Imagine an entire bedspread worked like this! Did you know that it’s actually the London V&A Museum that has the largest collection of Castelo Branco bedspreads? They aren’t on permanent display though.
Below you can see real Castelo Branco stitching! Here I have a close up of the flower. It’s in silk, and is very glossy.
Méri wrote a series of posts about her experiences at the museum and other Castelo Branco embroidery centers. You should check them out! I found them very interesting (she writes in both Portuguese and English, so you don’t even need to translate them).
Finally, I thought you’d also like a good look at the stems.
Perhaps you or Meri could explain what the difference is between Castel Branco and Bayeux Stitch. Superficially, they look the same, but one is worked in silk and the other in wool. Tell us more!
I am not entirely sure there is a difference.
Oh! It IS beautiful! You lucky…er, duck! (referring to your blog header ~grin~)
Very lovely!! Thank you Meri and Hannah!!
Rachel: EGA published an article ” Bayeux Stitch–Ancient and Modern” by Jan Messent. Check it out.
Meri; there are two interesting conferences/exhibits in Guimares and Covilha. If you go, give us a report. Please. The info. is posted on this web site http://atelier.laine.pagesperso-orange.fr/groupelaine.htm
Very interesting stitch..both the names are new to me..went through Mary’s site and I think i got the stitch..it is very interesting..it is more interesting the way the feather stitch is used for stems.i just loved it..thanks for sharing. I learnt something new.:)
I will be watching to see what you do with it 🙂 I always love your work.
OMG! Hannah Thanks for the mention. I’m happy you’ve liked the sampler. I’m a little away from reading blogs I apologise I haven’t answered before.
Rachel: as far I know what is the Bayeux stitch it looks like Castelo Branco stitch. But I’m not sure. It is my intention to go back to Castelo Branco and talk more and more with The Museum embroderers. I’m waiting for Spring…
Monique: thanks for the link! I hope to go to Guimaraes exhibit…
Thank you all 🙂
Hannah: after Rachel question I’ve looked again the book I brought from Castelo Branco and now I can say that Bayeux Stitch is the same as Castelo Branco stitch; long ago also known as Oriental stitch.

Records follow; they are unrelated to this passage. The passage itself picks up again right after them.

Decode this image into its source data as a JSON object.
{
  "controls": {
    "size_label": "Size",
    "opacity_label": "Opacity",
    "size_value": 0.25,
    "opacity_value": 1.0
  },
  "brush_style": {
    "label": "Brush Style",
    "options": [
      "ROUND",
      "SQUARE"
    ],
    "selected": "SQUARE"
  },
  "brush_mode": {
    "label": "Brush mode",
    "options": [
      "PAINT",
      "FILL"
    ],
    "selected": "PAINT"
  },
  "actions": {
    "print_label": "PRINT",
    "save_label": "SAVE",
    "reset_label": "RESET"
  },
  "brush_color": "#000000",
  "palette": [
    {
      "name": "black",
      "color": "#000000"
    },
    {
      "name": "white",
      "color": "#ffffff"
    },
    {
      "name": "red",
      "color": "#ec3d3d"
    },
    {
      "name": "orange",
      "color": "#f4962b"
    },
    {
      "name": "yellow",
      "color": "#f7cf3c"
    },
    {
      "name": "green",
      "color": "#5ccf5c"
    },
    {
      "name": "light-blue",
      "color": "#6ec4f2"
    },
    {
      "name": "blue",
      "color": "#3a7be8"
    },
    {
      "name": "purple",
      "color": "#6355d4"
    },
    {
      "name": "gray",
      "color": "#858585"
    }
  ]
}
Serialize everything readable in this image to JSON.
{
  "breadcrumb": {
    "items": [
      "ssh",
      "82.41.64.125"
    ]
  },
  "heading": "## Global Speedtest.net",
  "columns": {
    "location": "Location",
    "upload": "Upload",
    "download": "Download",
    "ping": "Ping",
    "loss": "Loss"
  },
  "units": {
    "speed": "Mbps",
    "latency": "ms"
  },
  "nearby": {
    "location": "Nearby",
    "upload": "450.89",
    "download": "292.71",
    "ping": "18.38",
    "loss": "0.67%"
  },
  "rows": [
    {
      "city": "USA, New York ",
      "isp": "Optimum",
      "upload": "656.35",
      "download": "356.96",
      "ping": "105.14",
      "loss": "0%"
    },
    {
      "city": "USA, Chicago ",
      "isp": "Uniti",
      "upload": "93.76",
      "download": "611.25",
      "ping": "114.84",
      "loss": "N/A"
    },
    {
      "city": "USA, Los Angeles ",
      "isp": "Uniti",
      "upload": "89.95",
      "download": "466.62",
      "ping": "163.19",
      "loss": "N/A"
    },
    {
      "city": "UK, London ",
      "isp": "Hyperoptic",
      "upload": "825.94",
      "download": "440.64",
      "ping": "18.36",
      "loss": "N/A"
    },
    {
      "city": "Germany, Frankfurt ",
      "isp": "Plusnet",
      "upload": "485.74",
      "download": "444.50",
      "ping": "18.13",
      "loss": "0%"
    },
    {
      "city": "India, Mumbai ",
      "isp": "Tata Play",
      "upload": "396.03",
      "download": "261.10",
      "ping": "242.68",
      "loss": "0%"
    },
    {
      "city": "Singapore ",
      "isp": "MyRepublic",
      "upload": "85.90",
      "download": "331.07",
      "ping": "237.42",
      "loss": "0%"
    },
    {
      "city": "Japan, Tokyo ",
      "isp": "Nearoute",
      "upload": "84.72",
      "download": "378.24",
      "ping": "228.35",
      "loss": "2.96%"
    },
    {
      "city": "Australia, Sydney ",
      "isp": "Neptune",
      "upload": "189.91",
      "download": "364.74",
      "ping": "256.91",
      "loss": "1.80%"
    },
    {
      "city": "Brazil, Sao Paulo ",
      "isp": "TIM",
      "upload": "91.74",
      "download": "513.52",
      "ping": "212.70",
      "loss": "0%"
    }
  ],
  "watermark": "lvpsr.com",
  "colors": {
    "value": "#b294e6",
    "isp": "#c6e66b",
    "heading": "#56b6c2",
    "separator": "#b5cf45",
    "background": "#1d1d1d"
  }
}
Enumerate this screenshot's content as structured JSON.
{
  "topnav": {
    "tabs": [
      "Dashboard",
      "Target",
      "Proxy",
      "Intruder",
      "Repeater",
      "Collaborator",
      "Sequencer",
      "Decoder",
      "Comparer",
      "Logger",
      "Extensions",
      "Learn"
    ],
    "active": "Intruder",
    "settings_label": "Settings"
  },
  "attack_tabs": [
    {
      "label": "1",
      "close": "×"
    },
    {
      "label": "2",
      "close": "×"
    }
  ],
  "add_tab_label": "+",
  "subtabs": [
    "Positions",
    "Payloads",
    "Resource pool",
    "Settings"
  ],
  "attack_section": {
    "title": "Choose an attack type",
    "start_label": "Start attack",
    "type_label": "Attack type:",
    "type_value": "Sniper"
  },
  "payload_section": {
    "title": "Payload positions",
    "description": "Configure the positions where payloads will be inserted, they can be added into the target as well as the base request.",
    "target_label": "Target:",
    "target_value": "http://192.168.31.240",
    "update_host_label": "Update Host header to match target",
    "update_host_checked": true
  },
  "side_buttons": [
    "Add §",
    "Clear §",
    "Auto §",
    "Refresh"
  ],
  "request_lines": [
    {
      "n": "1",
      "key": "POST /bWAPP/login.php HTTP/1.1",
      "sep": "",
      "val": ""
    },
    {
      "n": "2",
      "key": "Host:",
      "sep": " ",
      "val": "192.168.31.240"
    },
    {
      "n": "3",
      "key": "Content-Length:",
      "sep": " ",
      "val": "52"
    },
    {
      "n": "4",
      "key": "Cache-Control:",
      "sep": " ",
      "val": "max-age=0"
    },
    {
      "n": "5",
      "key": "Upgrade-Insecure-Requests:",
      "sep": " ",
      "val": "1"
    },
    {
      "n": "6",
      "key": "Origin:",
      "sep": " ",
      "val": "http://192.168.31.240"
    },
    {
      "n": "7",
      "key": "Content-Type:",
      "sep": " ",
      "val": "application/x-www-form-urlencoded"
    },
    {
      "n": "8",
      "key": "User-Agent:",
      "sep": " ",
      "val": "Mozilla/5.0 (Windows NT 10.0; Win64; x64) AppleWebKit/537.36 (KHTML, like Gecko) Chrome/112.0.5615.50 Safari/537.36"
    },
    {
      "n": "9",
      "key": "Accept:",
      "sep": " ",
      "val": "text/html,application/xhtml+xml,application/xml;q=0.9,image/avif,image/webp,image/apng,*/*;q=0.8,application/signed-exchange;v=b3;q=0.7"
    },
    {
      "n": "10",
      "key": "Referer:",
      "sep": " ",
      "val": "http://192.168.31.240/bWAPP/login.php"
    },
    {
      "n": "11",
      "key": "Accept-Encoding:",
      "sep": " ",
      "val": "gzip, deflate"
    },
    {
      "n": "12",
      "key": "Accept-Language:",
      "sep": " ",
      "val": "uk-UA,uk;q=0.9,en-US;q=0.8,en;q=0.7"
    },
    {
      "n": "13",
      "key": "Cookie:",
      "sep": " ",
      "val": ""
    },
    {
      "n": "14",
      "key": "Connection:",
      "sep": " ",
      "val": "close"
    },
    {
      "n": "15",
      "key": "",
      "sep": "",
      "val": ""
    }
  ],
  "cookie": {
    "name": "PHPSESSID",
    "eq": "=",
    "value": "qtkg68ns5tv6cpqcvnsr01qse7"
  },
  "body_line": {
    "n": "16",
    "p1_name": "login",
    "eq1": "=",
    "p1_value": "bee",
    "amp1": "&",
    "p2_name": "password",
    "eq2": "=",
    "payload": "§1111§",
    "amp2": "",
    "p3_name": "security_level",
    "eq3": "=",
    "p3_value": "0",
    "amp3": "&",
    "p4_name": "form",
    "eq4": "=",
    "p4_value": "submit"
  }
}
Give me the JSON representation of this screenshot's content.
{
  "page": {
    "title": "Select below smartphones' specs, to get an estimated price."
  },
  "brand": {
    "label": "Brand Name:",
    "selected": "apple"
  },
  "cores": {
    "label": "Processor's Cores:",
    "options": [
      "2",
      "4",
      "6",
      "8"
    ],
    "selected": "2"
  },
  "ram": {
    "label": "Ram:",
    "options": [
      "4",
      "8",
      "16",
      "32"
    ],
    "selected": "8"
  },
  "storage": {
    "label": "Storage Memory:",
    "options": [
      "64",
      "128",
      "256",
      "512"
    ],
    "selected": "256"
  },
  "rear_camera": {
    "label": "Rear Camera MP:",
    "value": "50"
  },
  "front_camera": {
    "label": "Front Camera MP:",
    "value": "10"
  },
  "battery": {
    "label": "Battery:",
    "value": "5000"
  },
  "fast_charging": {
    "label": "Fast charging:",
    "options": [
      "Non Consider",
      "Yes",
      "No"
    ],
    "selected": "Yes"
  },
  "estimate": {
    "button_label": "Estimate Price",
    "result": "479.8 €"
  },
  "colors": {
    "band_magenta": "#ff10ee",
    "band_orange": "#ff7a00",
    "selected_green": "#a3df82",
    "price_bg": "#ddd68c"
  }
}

I think the main difference is that tapestries in Bayeux stitch are made with wool and Castelo Branco embroidery is made with silk.